Annie Smith is an associate professor of law and teaches the Civil Litigation & Advocacy Clinic and Human Trafficking Clinic. Professor Smith is also director of the law school’s Pro Bono and Community Engagement Program. She and her students have represented numerous low-wage employees in unpaid wage, human trafficking, and other matters.
Professor Smith’s scholarship focuses on access to justice and enforcement of the rights of low-wage workers. Her article, “Imposing Injustice: The Prospect of Mandatory Arbitration for Guestworkers,” was published in the New York University Review of Law and Social Change. “Regulating Wage Theft,” which she co-authored with Professor Jennifer J. Lee, is forthcoming in the Washington Law Review.

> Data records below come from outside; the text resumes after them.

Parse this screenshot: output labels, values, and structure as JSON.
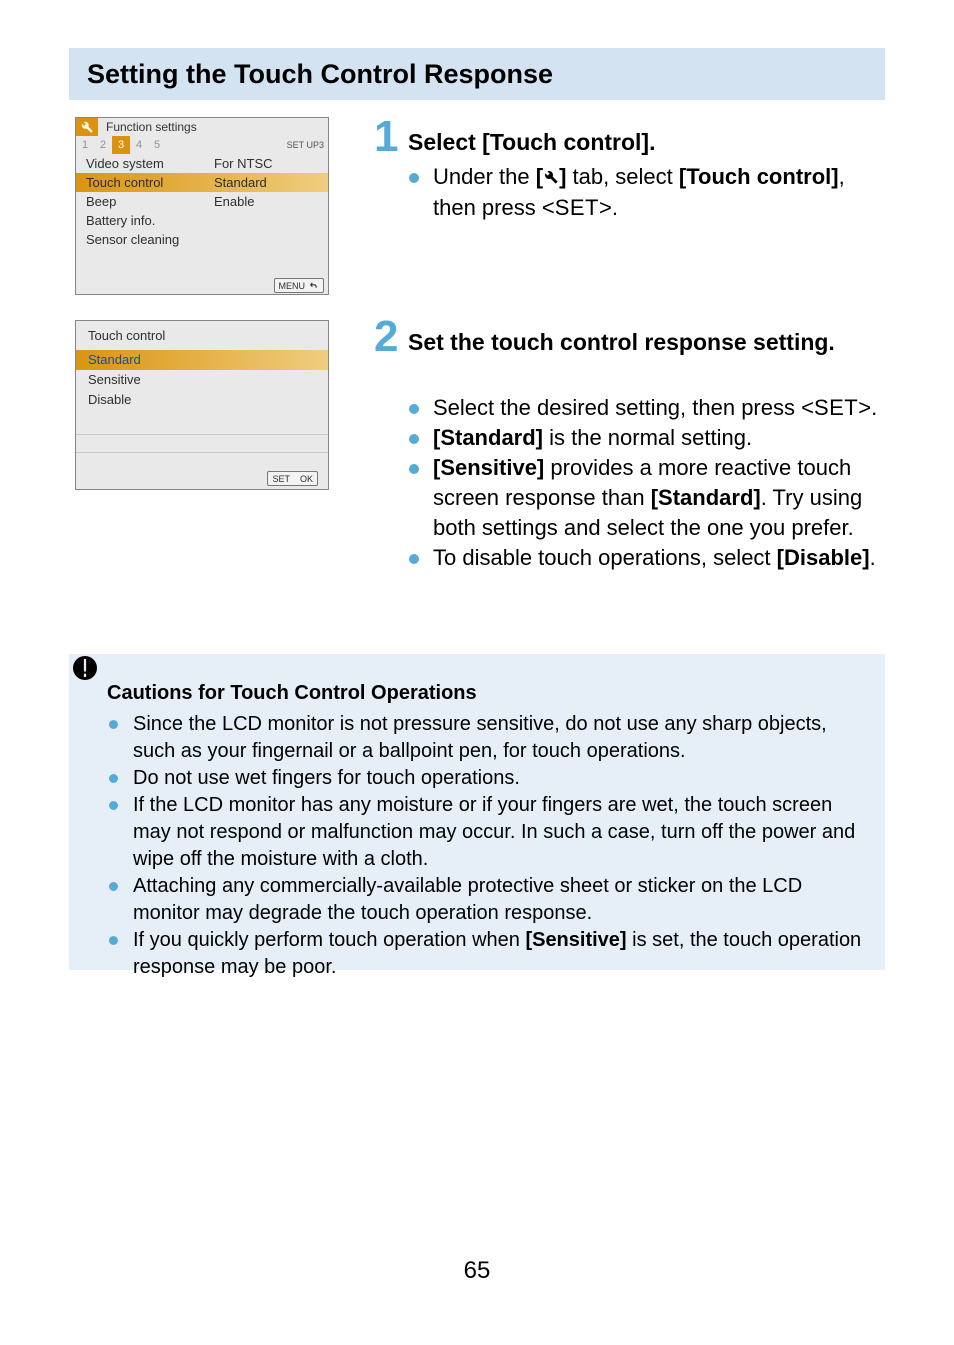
{
  "title": "Setting the Touch Control Response",
  "page_number": "65",
  "screenshot1": {
    "tab_label": "Function settings",
    "tabs": [
      "1",
      "2",
      "3",
      "4",
      "5"
    ],
    "active_tab_index": 2,
    "setup_label": "SET UP3",
    "rows": [
      {
        "label": "Video system",
        "value": "For NTSC"
      },
      {
        "label": "Touch control",
        "value": "Standard"
      },
      {
        "label": "Beep",
        "value": "Enable"
      },
      {
        "label": "Battery info.",
        "value": ""
      },
      {
        "label": "Sensor cleaning",
        "value": ""
      }
    ],
    "selected_row_index": 1,
    "footer_button": "MENU"
  },
  "screenshot2": {
    "title": "Touch control",
    "options": [
      "Standard",
      "Sensitive",
      "Disable"
    ],
    "selected_index": 0,
    "footer_set": "SET",
    "footer_ok": "OK"
  },
  "step1": {
    "number": "1",
    "heading": "Select [Touch control].",
    "b1_a": "Under the ",
    "b1_b": " tab, select ",
    "b1_bold1": "[Touch control]",
    "b1_c": ", then press <",
    "b1_set": "SET",
    "b1_d": ">."
  },
  "step2": {
    "number": "2",
    "heading": "Set the touch control response setting.",
    "b1_a": "Select the desired setting, then press <",
    "b1_set": "SET",
    "b1_b": ">.",
    "b2_bold": "[Standard]",
    "b2_a": " is the normal setting.",
    "b3_bold1": "[Sensitive]",
    "b3_a": " provides a more reactive touch screen response than ",
    "b3_bold2": "[Standard]",
    "b3_b": ". Try using both settings and select the one you prefer.",
    "b4_a": "To disable touch operations, select ",
    "b4_bold": "[Disable]",
    "b4_b": "."
  },
  "caution": {
    "title": "Cautions for Touch Control Operations",
    "items": [
      {
        "a": "Since the LCD monitor is not pressure sensitive, do not use any sharp objects, such as your fingernail or a ballpoint pen, for touch operations."
      },
      {
        "a": "Do not use wet fingers for touch operations."
      },
      {
        "a": "If the LCD monitor has any moisture or if your fingers are wet, the touch screen may not respond or malfunction may occur. In such a case, turn off the power and wipe off the moisture with a cloth."
      },
      {
        "a": "Attaching any commercially-available protective sheet or sticker on the LCD monitor may degrade the touch operation response."
      },
      {
        "a": "If you quickly perform touch operation when ",
        "bold": "[Sensitive]",
        "b": " is set, the touch operation response may be poor."
      }
    ]
  }
}
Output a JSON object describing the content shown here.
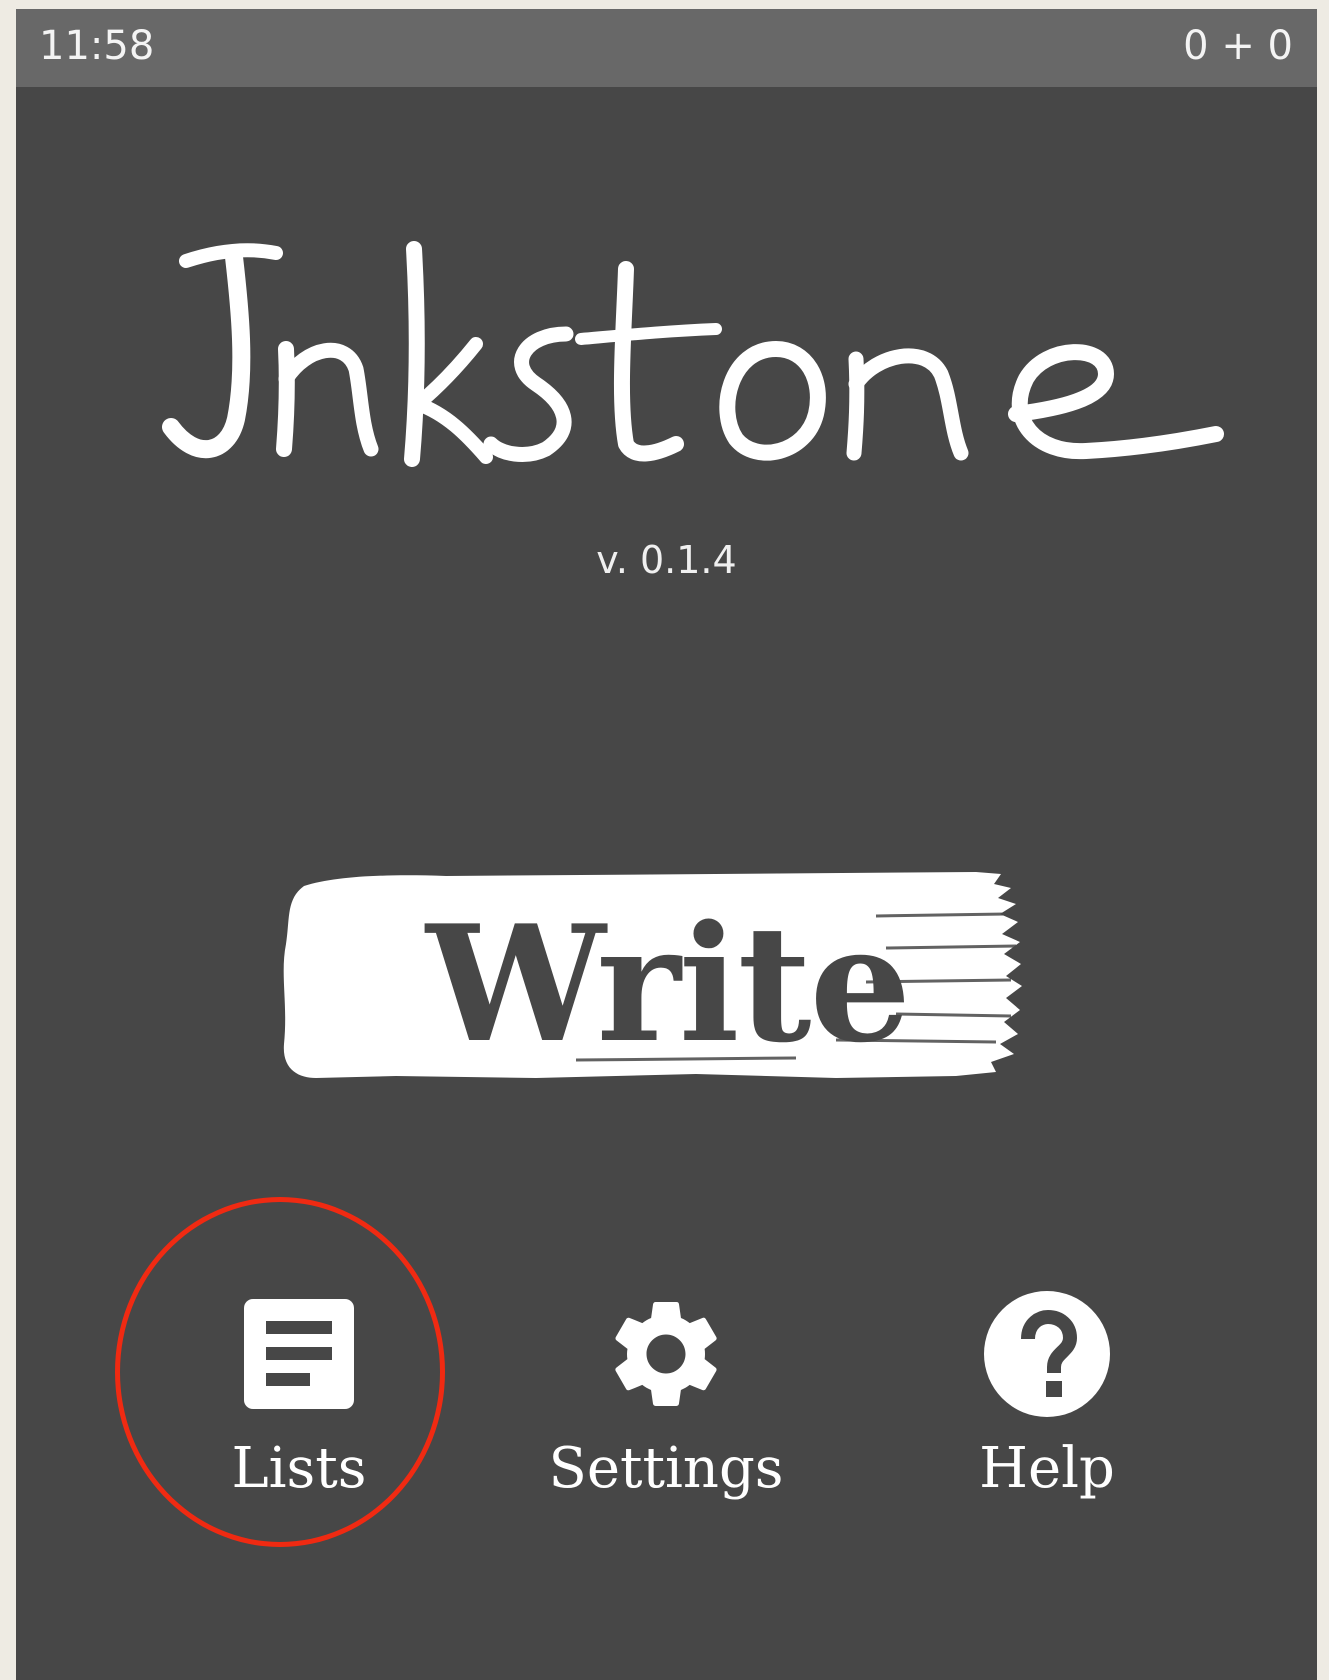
{
  "status_bar": {
    "time": "11:58",
    "counter": "0 + 0"
  },
  "app": {
    "name": "Inkstone",
    "version": "v. 0.1.4"
  },
  "main": {
    "write_label": "Write"
  },
  "nav": {
    "items": [
      {
        "label": "Lists",
        "icon": "list-icon"
      },
      {
        "label": "Settings",
        "icon": "gear-icon"
      },
      {
        "label": "Help",
        "icon": "help-icon"
      }
    ]
  },
  "annotation": {
    "highlight_color": "#f02a12",
    "highlighted_item": "Lists"
  },
  "colors": {
    "background": "#474747",
    "status_bar": "#686868",
    "foreground": "#ffffff",
    "page": "#eeebe3"
  }
}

Prior to joining the University of Arkansas faculty, Professor Smith served as a Friedman Fellow, visiting associate professor of clinical law, and interim director of the International Human Rights Clinic at The George Washington University Law School. While at George Washington, she and her students represented a group of guestworkers in Magnifico, et al. v. Villanueva, et al., 783 F.Supp.2d 1217 (S.D.Fla. 2011), a suit alleging forced labor and human trafficking and resulting in a $13.5 million judgment.
Professor Smith practiced in the Workers’ Legal Rights Project at Legal Services of New Jersey where she was the inaugural recipient of the Cole Fellowship. The fellowship recognizes extraordinary commitment to securing social and economic justice for people in poverty.
Professor Smith is the former chair of the AALS Section on Poverty Law. She is currently a member of the section’s executive committee. She serves on the board of Legal Aid of Arkansas and served on the board of the Northwest Arkansas Workers’ Justice Center from 2012 through 2018. She is admitted to practice in Arkansas and New Jersey and speaks Spanish.
Professor Smith received her B.A. from Brown University, J.D. from the University of Wisconsin School of Law, and L.LM. from The George Washington University Law School.
Trafficking by Diplomats in the United States: A Report Card on Impunity, THE HUMAN TRAFFICKING PRO BONO RESOURCE CENTER (with Martina Vandenberg, Sarah Bessell, Dylan Weisenfels, and Samantha Baker) (editor) (forthcoming, 2017).
Joint Employment in the Agricultural Sector in WHO IS AN EMPLOYEE AND WHO IS THE EMPLOYER?: PROCEEDINGS OF THE NEW YORK UNIVERSITY 68TH ANNUAL CONFERENCE ON LABOR (LexisNexis, 2016) (Series editor: Samuel Estreicher; Volume editor: Kati L. Griffith) (with Patricia Kakalec).
Legal Responses to Human Trafficking in Arkansas, THE ARKANSAS LAWYER, Vol. 50 No. 3 (August 2015).
Imposing Injustice: The Prospect of Mandatory Arbitration for Guestworkers, 40 N.Y.U. REV. L. & SOC. CHANGE 2 (2016).
A Guide to Farmworkers’ Rights in New Jersey, LEGAL SERVICES OF NEW JERSEY (co-author) (2008).
A Guide to Workers’ Rights in New Jersey: Wages and Your Right to be Paid, LEGAL SERVICES OF NEW JERSEY (co-author) (2007).
IN THE NEWS: